→ WORK REQUEST
Among these records, which lines include "date"? Copy them out.

→ Dataset rows for apps and sites
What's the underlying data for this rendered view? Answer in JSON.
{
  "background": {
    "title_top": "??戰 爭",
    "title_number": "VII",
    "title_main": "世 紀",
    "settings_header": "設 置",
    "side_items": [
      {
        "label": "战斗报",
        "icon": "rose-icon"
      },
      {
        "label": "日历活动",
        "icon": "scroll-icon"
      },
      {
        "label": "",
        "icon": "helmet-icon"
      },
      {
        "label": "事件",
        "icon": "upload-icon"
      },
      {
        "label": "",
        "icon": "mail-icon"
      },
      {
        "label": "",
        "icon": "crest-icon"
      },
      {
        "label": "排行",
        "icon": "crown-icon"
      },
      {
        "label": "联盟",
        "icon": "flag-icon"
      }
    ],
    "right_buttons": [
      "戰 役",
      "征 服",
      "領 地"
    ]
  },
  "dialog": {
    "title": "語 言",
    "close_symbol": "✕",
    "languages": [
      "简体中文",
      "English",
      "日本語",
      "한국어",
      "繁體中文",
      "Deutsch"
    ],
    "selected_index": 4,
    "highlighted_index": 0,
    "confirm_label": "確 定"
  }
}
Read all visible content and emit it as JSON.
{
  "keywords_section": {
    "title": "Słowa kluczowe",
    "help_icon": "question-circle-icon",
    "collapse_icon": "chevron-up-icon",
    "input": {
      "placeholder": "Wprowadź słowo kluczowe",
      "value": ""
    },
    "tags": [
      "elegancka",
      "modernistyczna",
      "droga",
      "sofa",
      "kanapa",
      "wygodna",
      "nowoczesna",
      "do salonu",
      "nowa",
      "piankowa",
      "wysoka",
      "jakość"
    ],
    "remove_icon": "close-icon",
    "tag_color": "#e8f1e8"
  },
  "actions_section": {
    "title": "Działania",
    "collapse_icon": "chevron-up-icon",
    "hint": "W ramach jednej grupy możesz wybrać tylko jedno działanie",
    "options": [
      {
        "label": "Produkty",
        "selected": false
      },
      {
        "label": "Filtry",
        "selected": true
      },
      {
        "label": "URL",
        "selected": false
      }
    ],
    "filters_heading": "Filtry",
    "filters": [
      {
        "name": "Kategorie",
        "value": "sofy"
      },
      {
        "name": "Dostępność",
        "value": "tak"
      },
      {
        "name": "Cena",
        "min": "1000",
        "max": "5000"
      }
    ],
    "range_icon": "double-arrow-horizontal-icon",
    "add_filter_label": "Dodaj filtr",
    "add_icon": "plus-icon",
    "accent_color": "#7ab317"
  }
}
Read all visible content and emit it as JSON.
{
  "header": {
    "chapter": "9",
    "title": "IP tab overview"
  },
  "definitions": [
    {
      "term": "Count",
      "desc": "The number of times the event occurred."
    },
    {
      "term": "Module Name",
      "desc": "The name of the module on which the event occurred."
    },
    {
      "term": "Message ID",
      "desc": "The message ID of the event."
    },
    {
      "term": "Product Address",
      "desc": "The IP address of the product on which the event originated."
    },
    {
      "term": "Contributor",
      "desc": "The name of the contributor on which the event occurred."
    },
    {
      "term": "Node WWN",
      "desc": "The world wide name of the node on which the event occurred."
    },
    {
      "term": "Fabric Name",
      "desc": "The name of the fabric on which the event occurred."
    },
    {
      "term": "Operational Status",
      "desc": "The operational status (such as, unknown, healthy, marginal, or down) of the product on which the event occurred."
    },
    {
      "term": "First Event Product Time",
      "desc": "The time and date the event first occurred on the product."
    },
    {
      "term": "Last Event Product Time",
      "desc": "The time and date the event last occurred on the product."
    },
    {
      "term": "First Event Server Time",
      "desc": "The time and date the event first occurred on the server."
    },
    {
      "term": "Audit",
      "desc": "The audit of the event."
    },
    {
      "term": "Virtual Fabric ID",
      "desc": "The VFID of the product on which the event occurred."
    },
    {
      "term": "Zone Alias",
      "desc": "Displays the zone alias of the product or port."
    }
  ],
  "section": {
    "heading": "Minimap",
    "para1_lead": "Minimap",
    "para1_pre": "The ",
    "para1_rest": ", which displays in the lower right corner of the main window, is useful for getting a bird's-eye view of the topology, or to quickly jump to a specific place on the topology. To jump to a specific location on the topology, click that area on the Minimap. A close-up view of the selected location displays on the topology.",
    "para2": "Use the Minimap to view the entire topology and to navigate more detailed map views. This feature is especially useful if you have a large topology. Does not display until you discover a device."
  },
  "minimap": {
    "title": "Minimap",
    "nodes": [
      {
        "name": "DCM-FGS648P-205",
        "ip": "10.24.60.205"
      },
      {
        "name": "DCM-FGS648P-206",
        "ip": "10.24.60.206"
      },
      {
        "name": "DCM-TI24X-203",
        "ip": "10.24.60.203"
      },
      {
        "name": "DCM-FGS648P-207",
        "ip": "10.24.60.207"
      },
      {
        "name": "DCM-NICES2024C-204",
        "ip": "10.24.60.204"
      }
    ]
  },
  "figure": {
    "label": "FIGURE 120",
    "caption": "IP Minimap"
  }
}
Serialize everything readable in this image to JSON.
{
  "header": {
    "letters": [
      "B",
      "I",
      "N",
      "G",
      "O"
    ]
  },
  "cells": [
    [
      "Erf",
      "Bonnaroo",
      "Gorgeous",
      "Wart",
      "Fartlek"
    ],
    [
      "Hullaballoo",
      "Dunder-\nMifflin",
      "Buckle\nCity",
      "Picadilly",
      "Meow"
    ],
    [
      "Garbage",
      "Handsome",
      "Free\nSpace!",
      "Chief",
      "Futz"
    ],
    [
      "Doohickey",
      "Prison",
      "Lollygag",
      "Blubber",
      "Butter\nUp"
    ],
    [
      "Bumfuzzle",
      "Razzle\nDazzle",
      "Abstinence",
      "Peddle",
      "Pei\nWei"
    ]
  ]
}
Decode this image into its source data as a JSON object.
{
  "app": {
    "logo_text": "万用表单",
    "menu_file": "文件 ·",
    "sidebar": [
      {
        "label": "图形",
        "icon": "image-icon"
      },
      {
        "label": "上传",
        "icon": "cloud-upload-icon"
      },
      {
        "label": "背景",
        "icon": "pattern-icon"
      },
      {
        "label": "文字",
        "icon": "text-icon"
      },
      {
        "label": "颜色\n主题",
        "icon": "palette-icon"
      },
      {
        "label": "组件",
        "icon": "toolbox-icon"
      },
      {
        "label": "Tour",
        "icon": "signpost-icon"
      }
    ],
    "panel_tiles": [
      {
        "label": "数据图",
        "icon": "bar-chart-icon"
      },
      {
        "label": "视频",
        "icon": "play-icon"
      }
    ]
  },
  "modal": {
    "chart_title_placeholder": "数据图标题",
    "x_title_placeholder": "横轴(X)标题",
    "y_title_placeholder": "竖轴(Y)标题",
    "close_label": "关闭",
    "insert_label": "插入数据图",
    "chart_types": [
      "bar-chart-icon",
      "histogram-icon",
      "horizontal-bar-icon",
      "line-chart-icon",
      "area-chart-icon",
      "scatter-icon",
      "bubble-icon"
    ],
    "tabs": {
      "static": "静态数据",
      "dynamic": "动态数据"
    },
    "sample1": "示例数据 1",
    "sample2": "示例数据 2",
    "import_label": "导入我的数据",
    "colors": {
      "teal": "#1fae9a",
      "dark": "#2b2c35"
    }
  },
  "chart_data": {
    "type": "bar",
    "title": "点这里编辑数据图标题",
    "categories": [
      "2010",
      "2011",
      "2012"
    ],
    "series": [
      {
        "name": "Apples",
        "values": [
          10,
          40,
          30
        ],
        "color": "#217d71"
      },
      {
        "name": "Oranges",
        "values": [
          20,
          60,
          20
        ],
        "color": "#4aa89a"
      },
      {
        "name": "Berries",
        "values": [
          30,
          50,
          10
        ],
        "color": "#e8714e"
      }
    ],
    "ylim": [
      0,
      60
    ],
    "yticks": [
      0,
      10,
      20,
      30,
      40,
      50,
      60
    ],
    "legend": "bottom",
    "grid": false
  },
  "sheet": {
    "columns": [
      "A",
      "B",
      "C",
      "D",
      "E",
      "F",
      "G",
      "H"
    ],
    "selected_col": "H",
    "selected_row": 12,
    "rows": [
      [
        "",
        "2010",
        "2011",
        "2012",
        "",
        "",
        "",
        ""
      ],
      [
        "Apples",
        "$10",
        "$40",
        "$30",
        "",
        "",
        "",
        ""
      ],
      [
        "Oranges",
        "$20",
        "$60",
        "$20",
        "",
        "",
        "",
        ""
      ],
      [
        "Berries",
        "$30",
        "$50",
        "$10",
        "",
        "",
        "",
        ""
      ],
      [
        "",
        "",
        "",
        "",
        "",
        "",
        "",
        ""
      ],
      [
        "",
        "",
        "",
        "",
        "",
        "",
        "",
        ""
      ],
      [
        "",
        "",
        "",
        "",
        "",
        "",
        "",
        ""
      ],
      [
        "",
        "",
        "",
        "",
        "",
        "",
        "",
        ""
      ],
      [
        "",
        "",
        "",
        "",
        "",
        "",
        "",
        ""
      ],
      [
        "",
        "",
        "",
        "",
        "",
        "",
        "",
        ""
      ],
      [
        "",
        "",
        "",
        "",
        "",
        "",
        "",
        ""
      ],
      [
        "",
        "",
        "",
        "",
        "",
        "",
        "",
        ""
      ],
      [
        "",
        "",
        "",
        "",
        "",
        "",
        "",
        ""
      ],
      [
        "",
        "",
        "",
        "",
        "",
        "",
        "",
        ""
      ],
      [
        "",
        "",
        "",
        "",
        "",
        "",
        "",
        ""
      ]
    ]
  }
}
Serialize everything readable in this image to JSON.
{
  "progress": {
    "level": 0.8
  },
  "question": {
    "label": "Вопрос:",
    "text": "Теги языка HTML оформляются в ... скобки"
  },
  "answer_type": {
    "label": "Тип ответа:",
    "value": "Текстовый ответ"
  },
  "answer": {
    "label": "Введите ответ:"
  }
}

→ SOLUTION FOR THIS TASK
      "desc": "The time and date the event first occurred on the product."
      "desc": "The time and date the event last occurred on the product."
      "desc": "The time and date the event first occurred on the server."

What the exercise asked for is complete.